From the listing below, return each line that includes "science".
####
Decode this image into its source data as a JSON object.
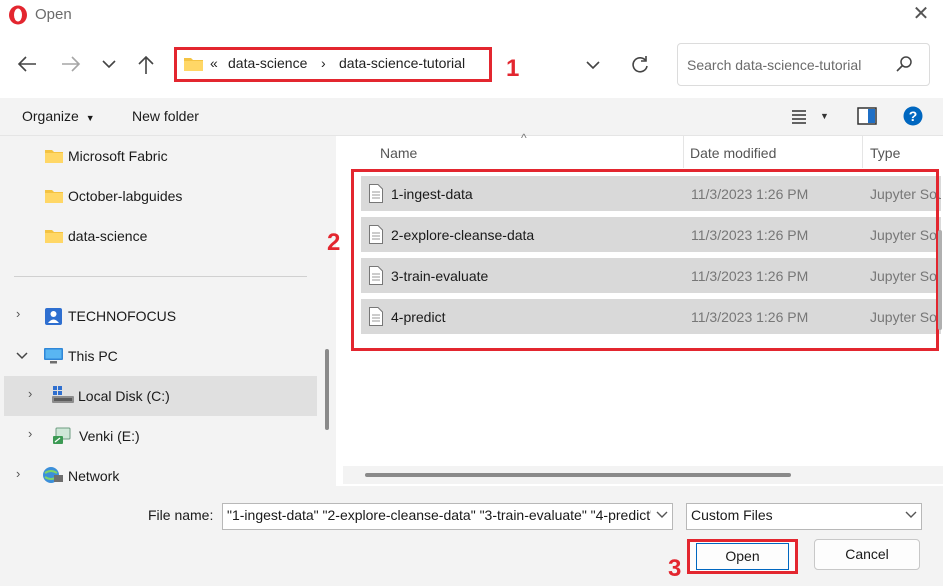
{
  "window": {
    "title": "Open",
    "close_glyph": "✕"
  },
  "nav": {
    "back_icon": "back-arrow-icon",
    "forward_icon": "forward-arrow-icon",
    "recent_icon": "chevron-down-icon",
    "up_icon": "up-arrow-icon",
    "overflow_glyph": "«",
    "breadcrumbs": [
      "data-science",
      "data-science-tutorial"
    ],
    "separator": "›",
    "refresh_icon": "refresh-icon"
  },
  "search": {
    "placeholder": "Search data-science-tutorial"
  },
  "toolbar": {
    "organize_label": "Organize",
    "new_folder_label": "New folder"
  },
  "sidebar": {
    "folders": [
      "Microsoft Fabric",
      "October-labguides",
      "data-science"
    ],
    "locations": [
      {
        "label": "TECHNOFOCUS",
        "icon": "user-folder-icon"
      },
      {
        "label": "This PC",
        "icon": "monitor-icon"
      },
      {
        "label": "Local Disk (C:)",
        "icon": "local-disk-icon"
      },
      {
        "label": "Venki (E:)",
        "icon": "drive-icon"
      },
      {
        "label": "Network",
        "icon": "network-icon"
      }
    ]
  },
  "columns": {
    "name": "Name",
    "date_modified": "Date modified",
    "type": "Type"
  },
  "files": [
    {
      "name": "1-ingest-data",
      "date": "11/3/2023 1:26 PM",
      "type": "Jupyter Source File"
    },
    {
      "name": "2-explore-cleanse-data",
      "date": "11/3/2023 1:26 PM",
      "type": "Jupyter Source File"
    },
    {
      "name": "3-train-evaluate",
      "date": "11/3/2023 1:26 PM",
      "type": "Jupyter Source File"
    },
    {
      "name": "4-predict",
      "date": "11/3/2023 1:26 PM",
      "type": "Jupyter Source File"
    }
  ],
  "footer": {
    "file_name_label": "File name:",
    "file_name_value": "\"1-ingest-data\" \"2-explore-cleanse-data\" \"3-train-evaluate\" \"4-predict\"",
    "file_type_value": "Custom Files",
    "open_label": "Open",
    "cancel_label": "Cancel"
  },
  "callouts": [
    "1",
    "2",
    "3"
  ],
  "colors": {
    "accent_red": "#e3262f",
    "selection_gray": "#d9d9d9",
    "help_blue": "#0067c0"
  }
}
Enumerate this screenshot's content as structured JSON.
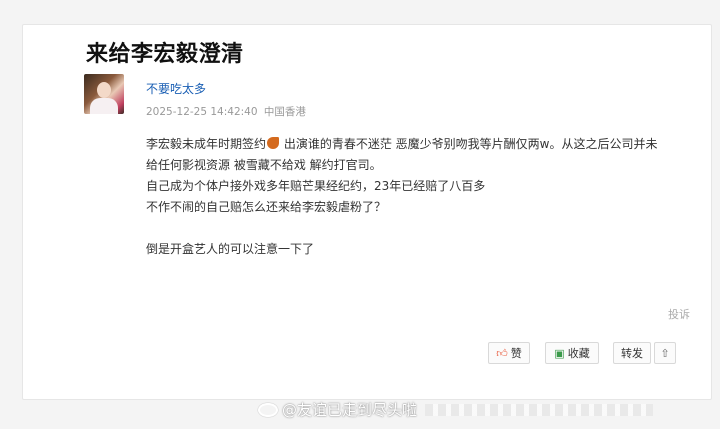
{
  "post": {
    "title": "来给李宏毅澄清",
    "author": "不要吃太多",
    "timestamp": "2025-12-25 14:42:40",
    "location": "中国香港",
    "lines": [
      {
        "before": "李宏毅未成年时期签约",
        "emoji": "orange-emoji",
        "after": " 出演谁的青春不迷茫 恶魔少爷别吻我等片酬仅两w。从这之后公司并未"
      },
      {
        "text": "给任何影视资源 被雪藏不给戏 解约打官司。"
      },
      {
        "text": "自己成为个体户接外戏多年赔芒果经纪约，23年已经赔了八百多"
      },
      {
        "text": "不作不闹的自己赔怎么还来给李宏毅虐粉了？"
      },
      {
        "text": ""
      },
      {
        "text": "倒是开盒艺人的可以注意一下了"
      }
    ]
  },
  "actions": {
    "report": "投诉",
    "like": "赞",
    "favorite": "收藏",
    "repost": "转发"
  },
  "watermark": {
    "text": "@友谊已走到尽头啦"
  },
  "colors": {
    "author_link": "#1a5fb4",
    "like_icon": "#e8583a",
    "favorite_icon": "#3a9a4a"
  }
}
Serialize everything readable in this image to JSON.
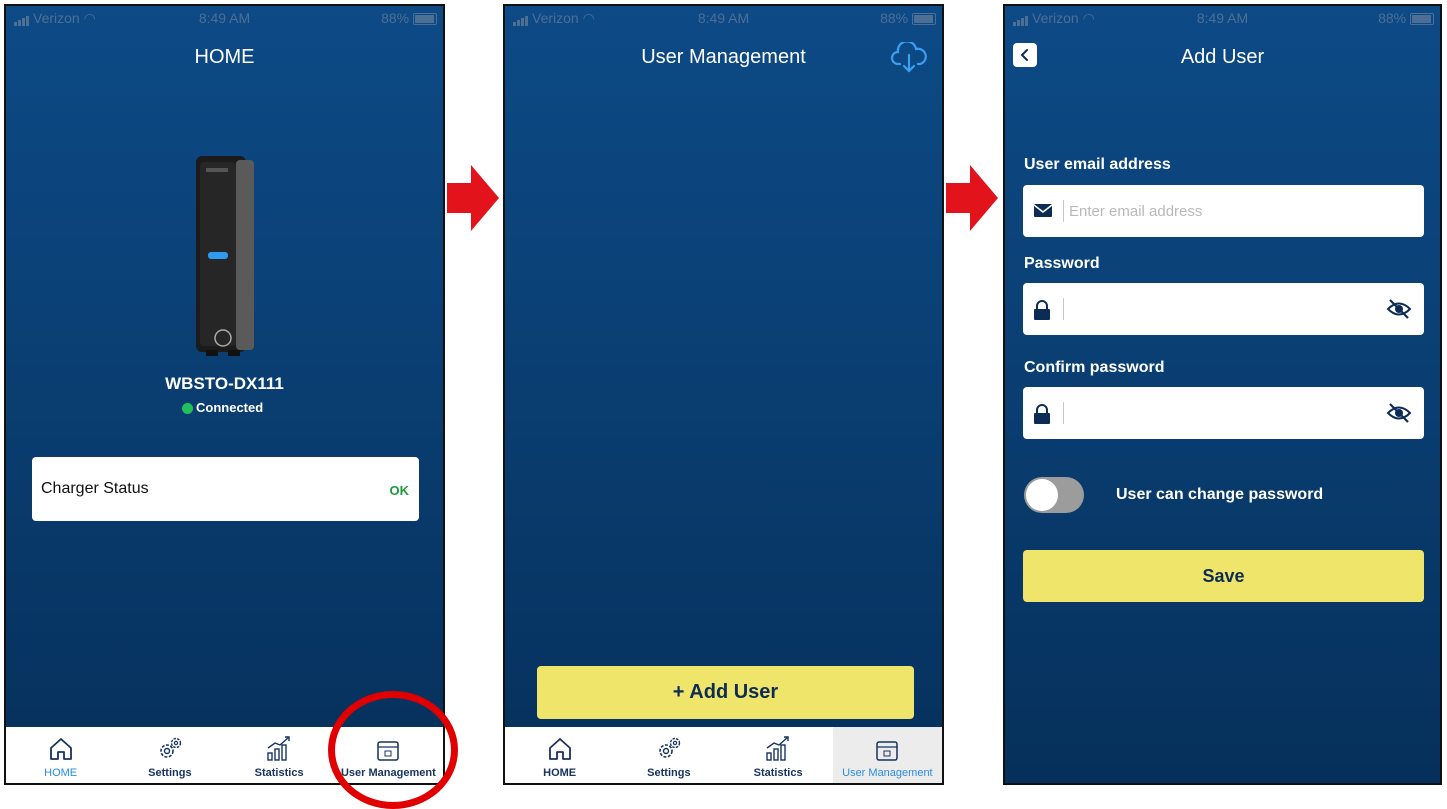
{
  "status_bar": {
    "carrier": "Verizon",
    "time": "8:49 AM",
    "battery": "88%"
  },
  "home": {
    "title": "HOME",
    "device_name": "WBSTO-DX111",
    "connection_status": "Connected",
    "charger_status_label": "Charger Status",
    "charger_status_value": "OK"
  },
  "tabs": [
    {
      "label": "HOME",
      "icon": "home-icon"
    },
    {
      "label": "Settings",
      "icon": "gear-icon"
    },
    {
      "label": "Statistics",
      "icon": "chart-icon"
    },
    {
      "label": "User Management",
      "icon": "user-management-icon"
    }
  ],
  "user_management": {
    "title": "User Management",
    "add_user_label": "+ Add User"
  },
  "add_user": {
    "title": "Add User",
    "email_label": "User email address",
    "email_placeholder": "Enter email address",
    "password_label": "Password",
    "confirm_password_label": "Confirm password",
    "toggle_label": "User can change password",
    "toggle_on": false,
    "save_label": "Save"
  },
  "colors": {
    "background": "#0a3f73",
    "accent_yellow": "#efe56a",
    "status_ok": "#1e9a3c",
    "connected": "#1fc25a",
    "annotation_red": "#e00000",
    "active_tab": "#2a8de0"
  }
}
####
▸ RESPONSE FOR THIS EXERCISE
      "data-science",
      "data-science-tutorial"
    "placeholder": "Search data-science-tutorial"
      "data-science"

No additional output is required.